An opioid overdose requires immediate medical attention. Call 911 immediately if you or someone you know exhibits any of the symptoms.
Close this search box.

African American



The strength of the African American community lies in connection – family, church, and other social bonds that help make sure no one struggles alone. But addiction – especially opioid addiction – cuts those lifelines, leaving its victims with only an insatiable need for the very drugs that are harming them.

While the point of recreational use is to get high, ongoing opioid addiction is about not getting sick; the need to take a pill, smoke, or inject a drug is an effort to avoid the excruciating physical effects of withdrawal. Suddenly, a valued family member can become unrecognizable in their behavior and appearance, interested only in meeting their immediate need.

Everyone can play a role in supporting our Black and BIPOC communities. Spreading the word about opioid dangers and treatment and recovery resources helps strengthen us all.

0 X


to die of an overdose compared to white Minnesotans
0 %

of drug overdose deaths in this community were from synthetic opioids

0 %

increase in drug overdose deaths from 2010 to 2019

Source: MDH

Finding Recovery

Recovery is possible, but a single stint in rehab is unlikely to result in success. It’s a process that takes time and community support. It requires a sincere desire to reclaim one’s life. Fortunately, Minnesota has many programs designed to help recover from opioid abuse. It’s essential to find the resource that’s right for you.

Get Help For Opioid Use Disorder

If you – or someone you know – is struggling with substance use disorder, there are 24/7 resources to help. Visit Fast-Tracker to learn more.

If someone you know is experiencing symptoms of an overdose, call 911 immediately.

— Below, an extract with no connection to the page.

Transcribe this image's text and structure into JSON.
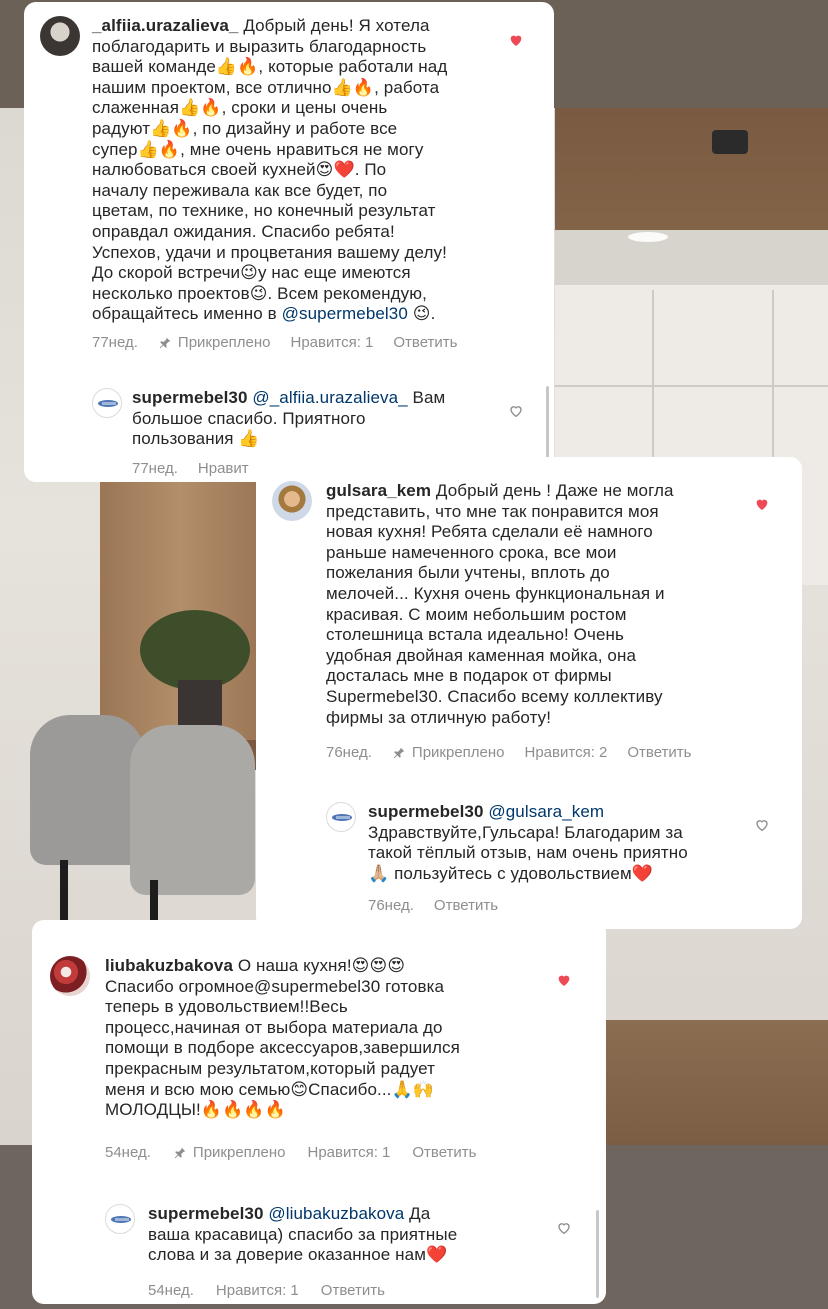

Multi-talented artist and activist Benny Roberts created a gripping music video that explores the reality of illegal opioids in the African American community. “All of Us: An Alliterative Social Commentary on Opioids” was produced in cooperation with sound engineer Mike Brooks, photographer Roosevelt Mansfield, and black woman-owned production company, Dezzyz World.